## [Brief]
Which lines in the listing below contain the word "admin"? Copy each one.
+--
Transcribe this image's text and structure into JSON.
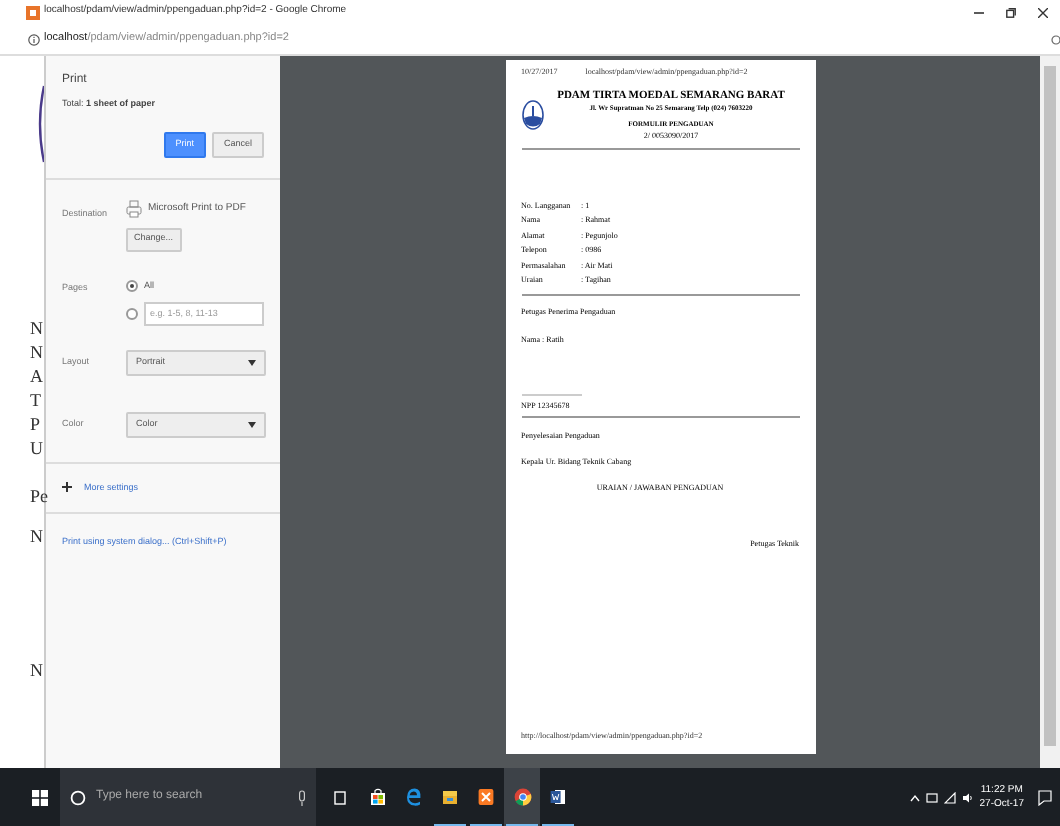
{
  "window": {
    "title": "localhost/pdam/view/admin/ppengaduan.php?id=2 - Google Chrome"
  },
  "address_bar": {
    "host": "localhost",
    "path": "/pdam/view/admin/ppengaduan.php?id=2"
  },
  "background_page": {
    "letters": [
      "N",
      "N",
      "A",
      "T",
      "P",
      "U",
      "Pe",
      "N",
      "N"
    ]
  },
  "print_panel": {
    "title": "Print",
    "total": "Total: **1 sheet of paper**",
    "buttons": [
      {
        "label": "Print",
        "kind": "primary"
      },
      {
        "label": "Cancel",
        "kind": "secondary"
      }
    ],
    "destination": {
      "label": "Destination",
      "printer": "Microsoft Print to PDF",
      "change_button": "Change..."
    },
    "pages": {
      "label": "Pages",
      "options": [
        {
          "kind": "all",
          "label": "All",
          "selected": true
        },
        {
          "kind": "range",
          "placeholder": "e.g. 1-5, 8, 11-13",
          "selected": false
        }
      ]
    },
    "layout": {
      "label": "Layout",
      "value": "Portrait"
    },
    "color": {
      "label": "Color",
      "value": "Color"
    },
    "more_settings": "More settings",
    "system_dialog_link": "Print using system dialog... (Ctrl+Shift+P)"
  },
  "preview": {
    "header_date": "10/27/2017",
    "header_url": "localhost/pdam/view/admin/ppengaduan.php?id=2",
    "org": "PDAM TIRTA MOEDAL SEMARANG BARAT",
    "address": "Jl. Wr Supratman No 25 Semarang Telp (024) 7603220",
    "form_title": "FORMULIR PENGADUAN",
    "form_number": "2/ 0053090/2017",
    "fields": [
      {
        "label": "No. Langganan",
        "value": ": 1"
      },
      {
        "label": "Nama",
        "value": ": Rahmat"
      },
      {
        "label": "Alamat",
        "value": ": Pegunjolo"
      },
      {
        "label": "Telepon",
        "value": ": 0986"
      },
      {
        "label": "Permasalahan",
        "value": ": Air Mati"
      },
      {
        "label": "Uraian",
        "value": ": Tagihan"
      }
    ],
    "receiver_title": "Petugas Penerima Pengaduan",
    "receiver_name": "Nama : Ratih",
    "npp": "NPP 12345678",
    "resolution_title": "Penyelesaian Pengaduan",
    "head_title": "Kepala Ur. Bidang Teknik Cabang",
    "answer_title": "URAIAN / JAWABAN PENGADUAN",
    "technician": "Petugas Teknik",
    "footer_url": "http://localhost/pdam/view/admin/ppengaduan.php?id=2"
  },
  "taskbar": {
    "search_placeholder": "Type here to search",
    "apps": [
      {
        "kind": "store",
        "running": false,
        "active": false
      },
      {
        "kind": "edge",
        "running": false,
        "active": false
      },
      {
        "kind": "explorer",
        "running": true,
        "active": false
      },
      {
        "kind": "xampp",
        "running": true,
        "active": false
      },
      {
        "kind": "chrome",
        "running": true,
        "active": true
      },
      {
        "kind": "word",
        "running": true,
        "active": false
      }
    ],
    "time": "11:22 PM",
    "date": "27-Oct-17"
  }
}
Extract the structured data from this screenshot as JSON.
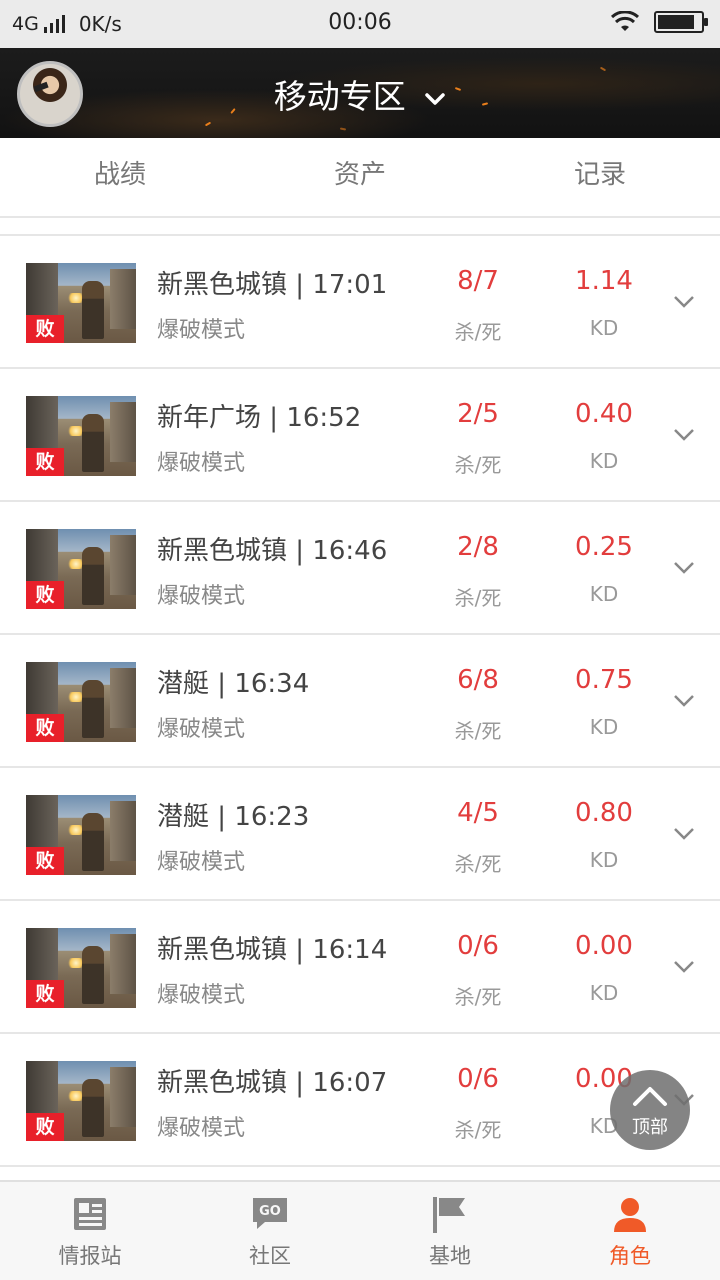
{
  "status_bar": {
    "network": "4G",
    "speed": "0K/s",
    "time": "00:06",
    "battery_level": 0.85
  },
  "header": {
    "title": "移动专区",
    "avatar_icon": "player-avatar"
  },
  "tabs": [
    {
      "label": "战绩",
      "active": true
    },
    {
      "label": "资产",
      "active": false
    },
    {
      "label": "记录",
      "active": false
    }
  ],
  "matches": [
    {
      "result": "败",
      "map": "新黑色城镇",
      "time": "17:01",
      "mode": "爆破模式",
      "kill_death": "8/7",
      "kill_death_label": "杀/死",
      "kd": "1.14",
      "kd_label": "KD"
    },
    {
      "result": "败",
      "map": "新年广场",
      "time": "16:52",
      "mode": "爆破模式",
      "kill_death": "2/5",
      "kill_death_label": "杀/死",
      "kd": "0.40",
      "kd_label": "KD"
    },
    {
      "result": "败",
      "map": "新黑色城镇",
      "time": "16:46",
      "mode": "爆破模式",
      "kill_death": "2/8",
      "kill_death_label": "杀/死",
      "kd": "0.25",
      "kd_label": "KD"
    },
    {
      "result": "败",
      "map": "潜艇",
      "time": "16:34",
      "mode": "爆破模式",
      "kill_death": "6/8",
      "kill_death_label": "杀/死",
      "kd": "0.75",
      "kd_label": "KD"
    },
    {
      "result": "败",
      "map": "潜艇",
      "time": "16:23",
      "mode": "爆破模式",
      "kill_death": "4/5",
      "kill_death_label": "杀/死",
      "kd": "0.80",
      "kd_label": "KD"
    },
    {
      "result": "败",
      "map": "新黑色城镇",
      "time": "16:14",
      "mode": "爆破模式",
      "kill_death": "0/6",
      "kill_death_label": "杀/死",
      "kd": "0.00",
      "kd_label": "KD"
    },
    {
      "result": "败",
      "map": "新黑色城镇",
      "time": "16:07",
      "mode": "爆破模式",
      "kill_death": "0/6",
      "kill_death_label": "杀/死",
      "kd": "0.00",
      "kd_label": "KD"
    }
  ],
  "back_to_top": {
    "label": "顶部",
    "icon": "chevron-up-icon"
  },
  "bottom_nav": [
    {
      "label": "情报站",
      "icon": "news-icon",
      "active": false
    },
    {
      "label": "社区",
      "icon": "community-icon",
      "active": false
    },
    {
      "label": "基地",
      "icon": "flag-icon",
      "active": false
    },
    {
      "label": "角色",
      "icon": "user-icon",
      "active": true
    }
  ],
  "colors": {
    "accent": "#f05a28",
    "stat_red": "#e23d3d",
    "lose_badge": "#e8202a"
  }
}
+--
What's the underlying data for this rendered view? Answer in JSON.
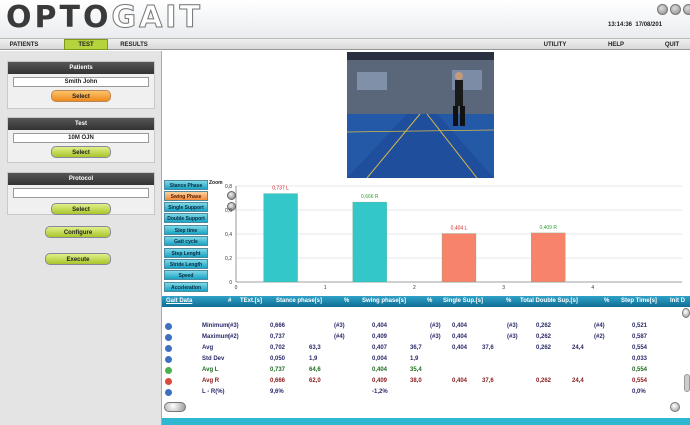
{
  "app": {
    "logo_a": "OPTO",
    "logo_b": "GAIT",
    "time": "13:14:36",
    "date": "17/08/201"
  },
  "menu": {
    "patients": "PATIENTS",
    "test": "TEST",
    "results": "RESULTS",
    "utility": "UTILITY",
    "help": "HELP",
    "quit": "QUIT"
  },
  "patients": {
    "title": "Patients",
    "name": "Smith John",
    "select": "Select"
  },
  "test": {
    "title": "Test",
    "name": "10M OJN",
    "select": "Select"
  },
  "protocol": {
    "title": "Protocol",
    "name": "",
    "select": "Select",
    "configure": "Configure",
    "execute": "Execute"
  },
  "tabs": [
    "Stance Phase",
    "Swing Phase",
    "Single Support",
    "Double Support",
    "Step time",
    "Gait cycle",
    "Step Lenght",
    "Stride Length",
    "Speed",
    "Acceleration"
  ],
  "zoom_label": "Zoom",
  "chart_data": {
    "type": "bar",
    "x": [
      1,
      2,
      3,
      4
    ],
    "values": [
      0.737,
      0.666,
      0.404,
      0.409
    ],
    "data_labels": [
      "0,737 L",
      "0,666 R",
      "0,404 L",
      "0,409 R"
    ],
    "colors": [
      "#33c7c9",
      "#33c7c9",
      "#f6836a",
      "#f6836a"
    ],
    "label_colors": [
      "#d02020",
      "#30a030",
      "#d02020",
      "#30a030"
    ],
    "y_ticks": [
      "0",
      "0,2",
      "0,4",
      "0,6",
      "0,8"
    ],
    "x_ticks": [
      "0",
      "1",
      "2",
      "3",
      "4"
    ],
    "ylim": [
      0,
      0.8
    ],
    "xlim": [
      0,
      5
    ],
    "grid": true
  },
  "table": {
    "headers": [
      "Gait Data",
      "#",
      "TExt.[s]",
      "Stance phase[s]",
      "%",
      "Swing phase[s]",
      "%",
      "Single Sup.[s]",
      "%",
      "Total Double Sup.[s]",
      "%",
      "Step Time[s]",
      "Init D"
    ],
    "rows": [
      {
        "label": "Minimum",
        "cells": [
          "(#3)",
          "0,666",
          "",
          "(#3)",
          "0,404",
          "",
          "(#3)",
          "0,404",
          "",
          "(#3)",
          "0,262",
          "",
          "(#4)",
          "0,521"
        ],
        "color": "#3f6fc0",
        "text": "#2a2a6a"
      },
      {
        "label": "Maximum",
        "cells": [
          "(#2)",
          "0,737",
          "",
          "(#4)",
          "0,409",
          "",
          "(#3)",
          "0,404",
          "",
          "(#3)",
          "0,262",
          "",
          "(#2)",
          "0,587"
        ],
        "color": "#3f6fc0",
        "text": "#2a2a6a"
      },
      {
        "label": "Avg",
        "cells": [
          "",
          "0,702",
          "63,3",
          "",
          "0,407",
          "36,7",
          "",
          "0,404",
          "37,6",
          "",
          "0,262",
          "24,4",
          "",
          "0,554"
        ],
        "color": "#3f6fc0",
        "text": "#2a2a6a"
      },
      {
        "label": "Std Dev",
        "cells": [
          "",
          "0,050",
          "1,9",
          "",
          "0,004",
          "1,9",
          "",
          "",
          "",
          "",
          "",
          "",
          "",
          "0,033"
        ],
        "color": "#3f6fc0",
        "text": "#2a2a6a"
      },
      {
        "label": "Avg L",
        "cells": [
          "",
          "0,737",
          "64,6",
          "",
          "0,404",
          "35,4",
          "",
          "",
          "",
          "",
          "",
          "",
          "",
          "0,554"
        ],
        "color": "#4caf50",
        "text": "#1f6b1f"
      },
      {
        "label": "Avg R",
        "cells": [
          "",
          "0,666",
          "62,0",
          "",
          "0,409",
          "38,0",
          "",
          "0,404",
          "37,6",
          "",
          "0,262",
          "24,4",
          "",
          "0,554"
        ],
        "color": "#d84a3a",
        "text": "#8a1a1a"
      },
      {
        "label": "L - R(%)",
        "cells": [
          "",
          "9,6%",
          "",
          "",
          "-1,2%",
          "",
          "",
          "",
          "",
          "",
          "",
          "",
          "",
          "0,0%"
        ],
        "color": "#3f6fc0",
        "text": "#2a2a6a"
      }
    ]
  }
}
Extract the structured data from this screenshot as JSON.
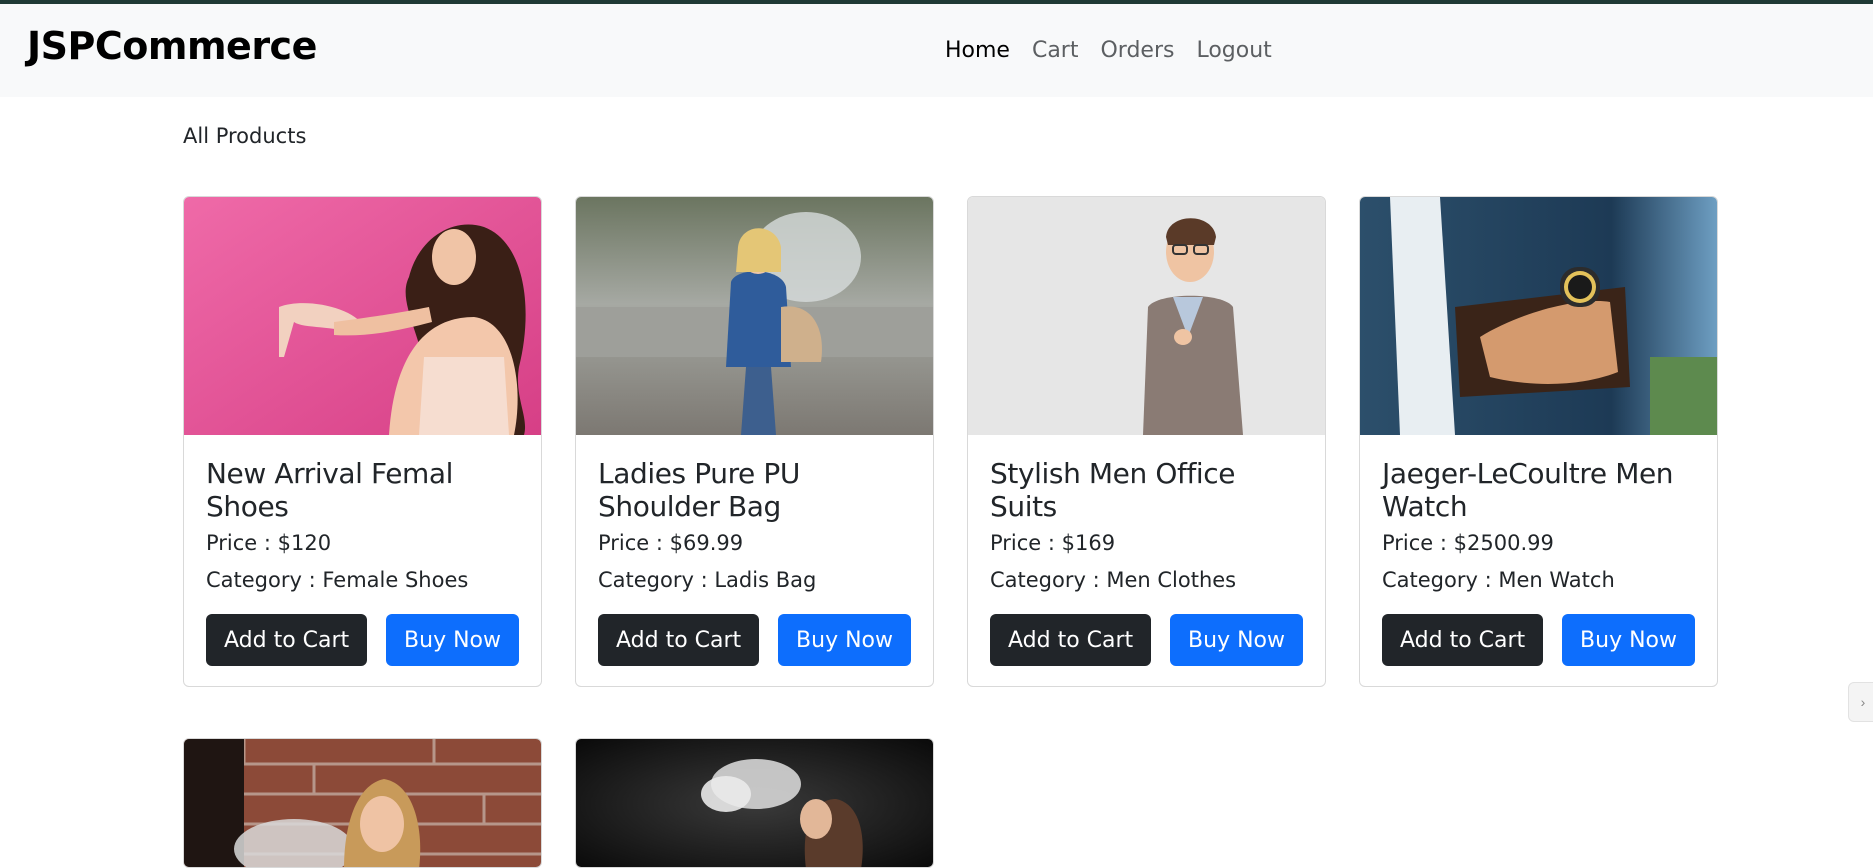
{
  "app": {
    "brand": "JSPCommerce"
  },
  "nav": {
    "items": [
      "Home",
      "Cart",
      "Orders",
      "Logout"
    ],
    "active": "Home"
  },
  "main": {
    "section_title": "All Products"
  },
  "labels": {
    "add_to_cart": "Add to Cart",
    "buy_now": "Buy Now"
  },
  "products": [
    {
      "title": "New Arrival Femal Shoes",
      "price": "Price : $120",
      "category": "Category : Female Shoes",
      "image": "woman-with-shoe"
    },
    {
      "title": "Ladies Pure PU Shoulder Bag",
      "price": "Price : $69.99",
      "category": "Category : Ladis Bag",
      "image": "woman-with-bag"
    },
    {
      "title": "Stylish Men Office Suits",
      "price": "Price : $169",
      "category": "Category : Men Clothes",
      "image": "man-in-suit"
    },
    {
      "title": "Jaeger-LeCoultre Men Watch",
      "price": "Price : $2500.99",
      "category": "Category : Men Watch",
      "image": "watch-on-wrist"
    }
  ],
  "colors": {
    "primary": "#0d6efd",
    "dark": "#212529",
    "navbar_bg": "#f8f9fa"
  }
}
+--
## [Answer space]
    "title": "localhost/pdam/view/admin/ppengaduan.php?id=2 - Google Chrome"
    "path": "/pdam/view/admin/ppengaduan.php?id=2"
    "header_url": "localhost/pdam/view/admin/ppengaduan.php?id=2",
    "footer_url": "http://localhost/pdam/view/admin/ppengaduan.php?id=2"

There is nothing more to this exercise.